In order to become true mathematicians and critical thinkers, we must first understand that not every problem has only one correct answer and there are multiple ways to arrive at a solution. In the process of creating an original opera, students encounter daily opportunities to apply their math thinking in authentic contexts.
The first day of school we posed an open-ended question to initiate the process of solving multi-step problems and to introduce the concept of the opera. We presented a problem that would naturally and logically incorporate the skills and strategies of our first quarter math curriculum.
How much time do we have to prepare for our opera?
Having this information is imperative in order to plan for the opera. Our purpose was clear. We needed this information FOR REAL.

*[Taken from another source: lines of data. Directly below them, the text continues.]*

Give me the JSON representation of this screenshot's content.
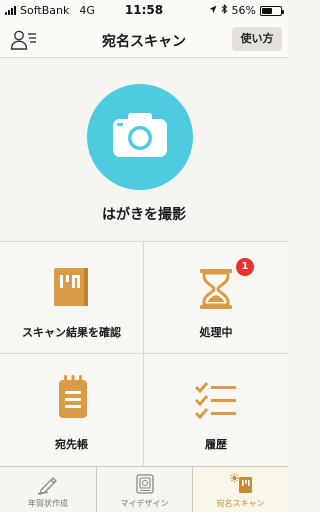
{
  "status_bar": {
    "carrier": "SoftBank",
    "network": "4G",
    "time": "11:58",
    "battery": "56%",
    "battery_level": 0.56
  },
  "nav": {
    "title": "宛名スキャン",
    "help_label": "使い方"
  },
  "hero": {
    "label": "はがきを撮影"
  },
  "grid": {
    "scan_results": "スキャン結果を確認",
    "processing": "処理中",
    "processing_badge": "1",
    "address_book": "宛先帳",
    "history": "履歴"
  },
  "tabs": [
    {
      "label": "年賀状作成",
      "icon": "pencil-icon"
    },
    {
      "label": "マイデザイン",
      "icon": "design-icon"
    },
    {
      "label": "宛名スキャン",
      "icon": "scan-icon"
    }
  ],
  "colors": {
    "accent": "#c98a36",
    "camera": "#4ecbde",
    "badge": "#e8322d"
  }
}
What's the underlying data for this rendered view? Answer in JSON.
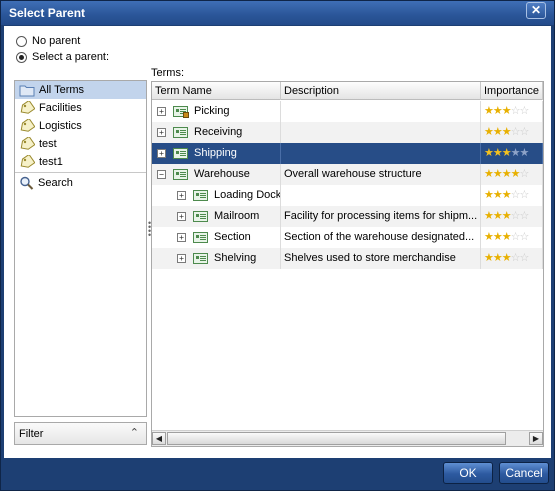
{
  "dialog": {
    "title": "Select Parent",
    "close_glyph": "✕"
  },
  "options": {
    "no_parent": {
      "label": "No parent",
      "checked": false
    },
    "select_parent": {
      "label": "Select a parent:",
      "checked": true
    }
  },
  "left_panel": {
    "items": [
      {
        "label": "All Terms",
        "icon": "folder-icon",
        "selected": true
      },
      {
        "label": "Facilities",
        "icon": "tag-icon"
      },
      {
        "label": "Logistics",
        "icon": "tag-icon"
      },
      {
        "label": "test",
        "icon": "tag-icon"
      },
      {
        "label": "test1",
        "icon": "tag-icon"
      }
    ],
    "search_label": "Search",
    "filter_label": "Filter"
  },
  "terms": {
    "label": "Terms:",
    "columns": {
      "name": "Term Name",
      "description": "Description",
      "importance": "Importance"
    },
    "rows": [
      {
        "name": "Picking",
        "description": "",
        "importance": 3,
        "max": 5,
        "indent": 0,
        "expander": "+",
        "locked": true
      },
      {
        "name": "Receiving",
        "description": "",
        "importance": 3,
        "max": 5,
        "indent": 0,
        "expander": "+"
      },
      {
        "name": "Shipping",
        "description": "",
        "importance": 3,
        "max": 5,
        "indent": 0,
        "expander": "+",
        "selected": true
      },
      {
        "name": "Warehouse",
        "description": "Overall warehouse structure",
        "importance": 4,
        "max": 5,
        "indent": 0,
        "expander": "−"
      },
      {
        "name": "Loading Dock",
        "description": "",
        "importance": 3,
        "max": 5,
        "indent": 1,
        "expander": "+"
      },
      {
        "name": "Mailroom",
        "description": "Facility for processing items for shipm...",
        "importance": 3,
        "max": 5,
        "indent": 1,
        "expander": "+"
      },
      {
        "name": "Section",
        "description": "Section of the warehouse designated...",
        "importance": 3,
        "max": 5,
        "indent": 1,
        "expander": "+"
      },
      {
        "name": "Shelving",
        "description": "Shelves used to store merchandise",
        "importance": 3,
        "max": 5,
        "indent": 1,
        "expander": "+"
      }
    ]
  },
  "buttons": {
    "ok": "OK",
    "cancel": "Cancel"
  },
  "colors": {
    "accent": "#274d87",
    "title_bar": "#2a5598",
    "star": "#e8b000"
  }
}
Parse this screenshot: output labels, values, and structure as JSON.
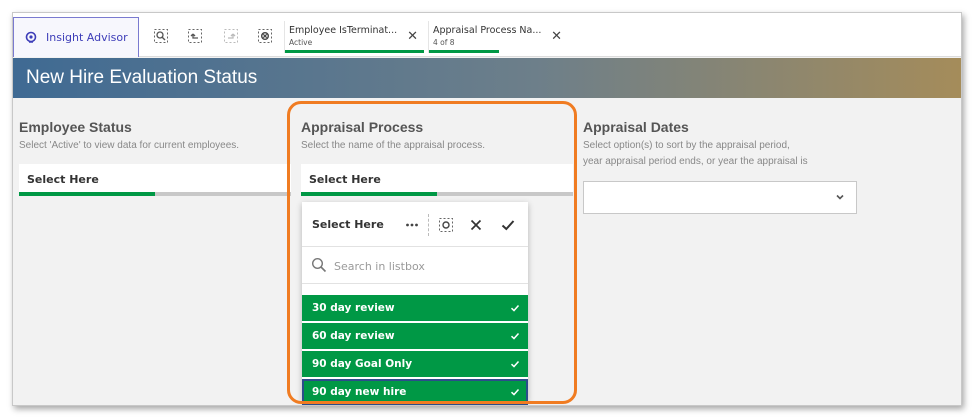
{
  "toolbar": {
    "insight_advisor_label": "Insight Advisor",
    "selections": [
      {
        "title": "Employee IsTerminat...",
        "subtitle": "Active",
        "fill": 1.0
      },
      {
        "title": "Appraisal Process Na...",
        "subtitle": "4 of 8",
        "fill": 0.5
      }
    ]
  },
  "header": {
    "title": "New Hire Evaluation Status"
  },
  "filters": [
    {
      "title": "Employee Status",
      "description": "Select 'Active' to view data for current employees.",
      "value_label": "Select Here",
      "fill": 0.5
    },
    {
      "title": "Appraisal Process",
      "description": "Select the name of the appraisal process.",
      "value_label": "Select Here",
      "fill": 0.5
    },
    {
      "title": "Appraisal Dates",
      "description_line1": "Select option(s) to sort by the appraisal period,",
      "description_line2": "year appraisal period ends, or year the appraisal is"
    }
  ],
  "listbox": {
    "title": "Select Here",
    "search_placeholder": "Search in listbox",
    "items": [
      {
        "label": "30 day review",
        "selected": true
      },
      {
        "label": "60 day review",
        "selected": true
      },
      {
        "label": "90 day Goal Only",
        "selected": true
      },
      {
        "label": "90 day new hire",
        "selected": true
      }
    ]
  },
  "colors": {
    "selected_green": "#009845",
    "highlight_orange": "#f07c22",
    "insight_purple": "#3d3db8"
  }
}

With this question, students immediately began to respond and ask questions. Where do we start? What do we do? It was completely up to them. They determined fairly quickly what information they needed to set them in motion . . . the date of the opera premiere, May 7. They listed tools they might need to help them, such as a school calendar, counters of different types, a hundreds chart, etc. Working collaboratively in partners or small groups, they set to work. Every day they shared strategies and ideas as they moved closer to determining a solution. By talking with one another, they deduced what made sense and what needed further exploration and processing.
As they worked, misconceptions, arithmetic mistakes and gaps in understanding became evident to me. In the same way I could see what they knew and exactly how they were thinking as they explained their respective strategies and solutions.
Most students were eager to find a solution, but were reluctant to record their work. Training them to explain their thinking in writing and to show specific strategies on paper is certainly a process that develops over time, one that is critical to deeper understanding. We all know that kids love shouting out, “I’m done.” They will soon learn that there is always something to improve or revise.
Using student work as examples for instruction is powerful.
Every day I searched for student samples to demonstrate a particular skill, strategy or mathematical understanding. The first student to realize we could not include Saturdays and Sundays in our calculations for preparation days, shared his discovery and the rest of the group acknowledged this fact and changed course. The same then followed with holidays. Without me spoon feeding a predetermined strategy to solve the problem, students were forced to reason, to think on their own.
Take a look. What do YOU see?